# [MATERIAL SHOWN]
┄┄┄┄┄┄┄┄┄┄
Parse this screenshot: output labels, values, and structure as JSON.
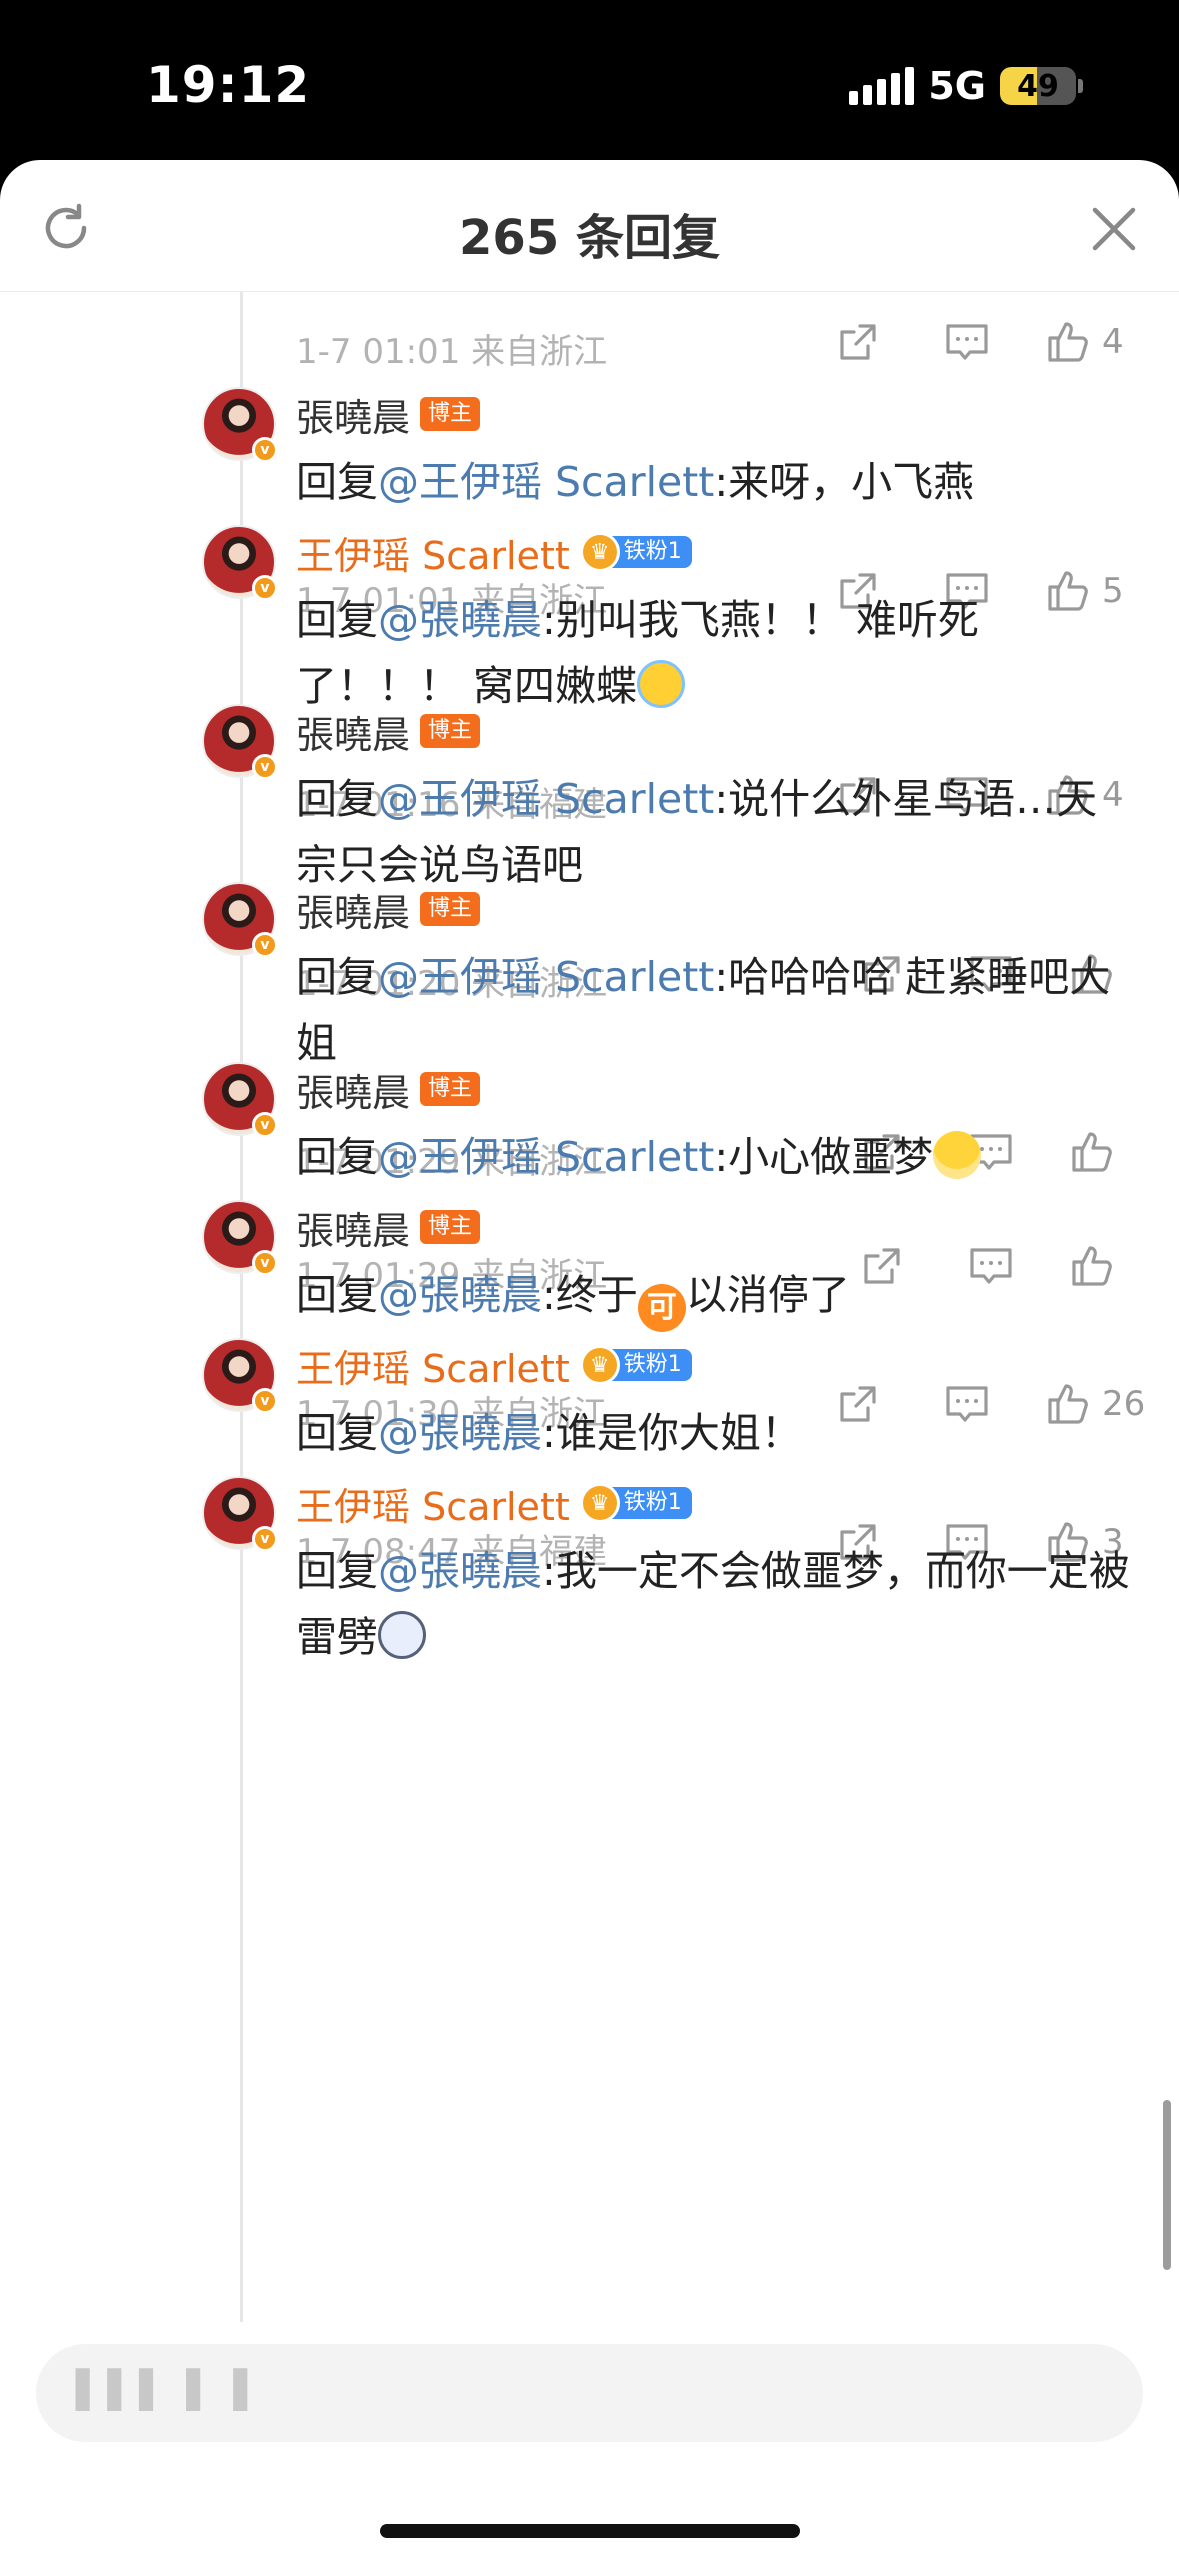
{
  "status_bar": {
    "time": "19:12",
    "network": "5G",
    "battery": "49",
    "battery_level": 0.49
  },
  "header": {
    "title": "265 条回复",
    "refresh_icon": "refresh-icon",
    "close_icon": "close-icon"
  },
  "top_meta": {
    "text": "1-7 01:01  来自浙江",
    "likes": "4"
  },
  "comments": [
    {
      "user": "張曉晨",
      "tag": "博主",
      "tag_type": "host",
      "reply_prefix": "回复",
      "mention": "@王伊瑶 Scarlett",
      "body": ":来呀，小飞燕",
      "emoji": "",
      "meta": "1-7 01:01  来自浙江",
      "likes": "5"
    },
    {
      "user": "王伊瑶 Scarlett",
      "tag": "铁粉1",
      "tag_type": "fan",
      "reply_prefix": "回复",
      "mention": "@張曉晨",
      "body": ":别叫我飞燕！！ 难听死了！！！ 窝四嫩蝶",
      "emoji": "laugh-cry-emoji",
      "meta": "1-7 01:16  来自福建",
      "likes": "4"
    },
    {
      "user": "張曉晨",
      "tag": "博主",
      "tag_type": "host",
      "reply_prefix": "回复",
      "mention": "@王伊瑶 Scarlett",
      "body": ":说什么外星鸟语…天宗只会说鸟语吧",
      "emoji": "",
      "meta": "1-7 01:20  来自浙江",
      "likes": ""
    },
    {
      "user": "張曉晨",
      "tag": "博主",
      "tag_type": "host",
      "reply_prefix": "回复",
      "mention": "@王伊瑶 Scarlett",
      "body": ":哈哈哈哈 赶紧睡吧大姐",
      "emoji": "",
      "meta": "1-7 01:29  来自浙江",
      "likes": ""
    },
    {
      "user": "張曉晨",
      "tag": "博主",
      "tag_type": "host",
      "reply_prefix": "回复",
      "mention": "@王伊瑶 Scarlett",
      "body": ":小心做噩梦",
      "emoji": "grin-emoji",
      "meta": "1-7 01:29  来自浙江",
      "likes": ""
    },
    {
      "user": "張曉晨",
      "tag": "博主",
      "tag_type": "host",
      "reply_prefix": "回复",
      "mention": "@張曉晨",
      "body": ":终于",
      "emoji_text": "可",
      "body_after": "以消停了",
      "meta": "1-7 01:30  来自浙江",
      "likes": "26"
    },
    {
      "user": "王伊瑶 Scarlett",
      "tag": "铁粉1",
      "tag_type": "fan",
      "reply_prefix": "回复",
      "mention": "@張曉晨",
      "body": ":谁是你大姐！",
      "emoji": "",
      "meta": "1-7 08:47  来自福建",
      "likes": "3"
    },
    {
      "user": "王伊瑶 Scarlett",
      "tag": "铁粉1",
      "tag_type": "fan",
      "reply_prefix": "回复",
      "mention": "@張曉晨",
      "body": ":我一定不会做噩梦，而你一定被雷劈",
      "emoji": "dizzy-emoji",
      "meta": "",
      "likes": ""
    }
  ],
  "bottom": {
    "input_placeholder": "▌▌▌ ▌ ▌"
  },
  "colors": {
    "accent_orange": "#e86c1a",
    "mention_blue": "#4c7bb0",
    "host_tag": "#f36d1c",
    "fan_tag": "#3d8ff5"
  }
}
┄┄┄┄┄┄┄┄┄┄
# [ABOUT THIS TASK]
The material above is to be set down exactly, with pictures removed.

# [RESULT OF THIS TASK]
Parse this screenshot: output labels, values, and structure as JSON.
{
  "status_bar": {
    "time": "19:12",
    "network": "5G",
    "battery": "49",
    "battery_level": 0.49
  },
  "header": {
    "title": "265 条回复",
    "refresh_icon": "refresh-icon",
    "close_icon": "close-icon"
  },
  "top_meta": {
    "text": "1-7 01:01  来自浙江",
    "likes": "4"
  },
  "comments": [
    {
      "user": "張曉晨",
      "tag": "博主",
      "tag_type": "host",
      "reply_prefix": "回复",
      "mention": "@王伊瑶 Scarlett",
      "body": ":来呀，小飞燕",
      "emoji": "",
      "meta": "1-7 01:01  来自浙江",
      "likes": "5"
    },
    {
      "user": "王伊瑶 Scarlett",
      "tag": "铁粉1",
      "tag_type": "fan",
      "reply_prefix": "回复",
      "mention": "@張曉晨",
      "body": ":别叫我飞燕！！ 难听死了！！！ 窝四嫩蝶",
      "emoji": "laugh-cry-emoji",
      "meta": "1-7 01:16  来自福建",
      "likes": "4"
    },
    {
      "user": "張曉晨",
      "tag": "博主",
      "tag_type": "host",
      "reply_prefix": "回复",
      "mention": "@王伊瑶 Scarlett",
      "body": ":说什么外星鸟语…天宗只会说鸟语吧",
      "emoji": "",
      "meta": "1-7 01:20  来自浙江",
      "likes": ""
    },
    {
      "user": "張曉晨",
      "tag": "博主",
      "tag_type": "host",
      "reply_prefix": "回复",
      "mention": "@王伊瑶 Scarlett",
      "body": ":哈哈哈哈 赶紧睡吧大姐",
      "emoji": "",
      "meta": "1-7 01:29  来自浙江",
      "likes": ""
    },
    {
      "user": "張曉晨",
      "tag": "博主",
      "tag_type": "host",
      "reply_prefix": "回复",
      "mention": "@王伊瑶 Scarlett",
      "body": ":小心做噩梦",
      "emoji": "grin-emoji",
      "meta": "1-7 01:29  来自浙江",
      "likes": ""
    },
    {
      "user": "張曉晨",
      "tag": "博主",
      "tag_type": "host",
      "reply_prefix": "回复",
      "mention": "@張曉晨",
      "body": ":终于",
      "emoji_text": "可",
      "body_after": "以消停了",
      "meta": "1-7 01:30  来自浙江",
      "likes": "26"
    },
    {
      "user": "王伊瑶 Scarlett",
      "tag": "铁粉1",
      "tag_type": "fan",
      "reply_prefix": "回复",
      "mention": "@張曉晨",
      "body": ":谁是你大姐！",
      "emoji": "",
      "meta": "1-7 08:47  来自福建",
      "likes": "3"
    },
    {
      "user": "王伊瑶 Scarlett",
      "tag": "铁粉1",
      "tag_type": "fan",
      "reply_prefix": "回复",
      "mention": "@張曉晨",
      "body": ":我一定不会做噩梦，而你一定被雷劈",
      "emoji": "dizzy-emoji",
      "meta": "",
      "likes": ""
    }
  ],
  "bottom": {
    "input_placeholder": "▌▌▌ ▌ ▌"
  },
  "colors": {
    "accent_orange": "#e86c1a",
    "mention_blue": "#4c7bb0",
    "host_tag": "#f36d1c",
    "fan_tag": "#3d8ff5"
  }
}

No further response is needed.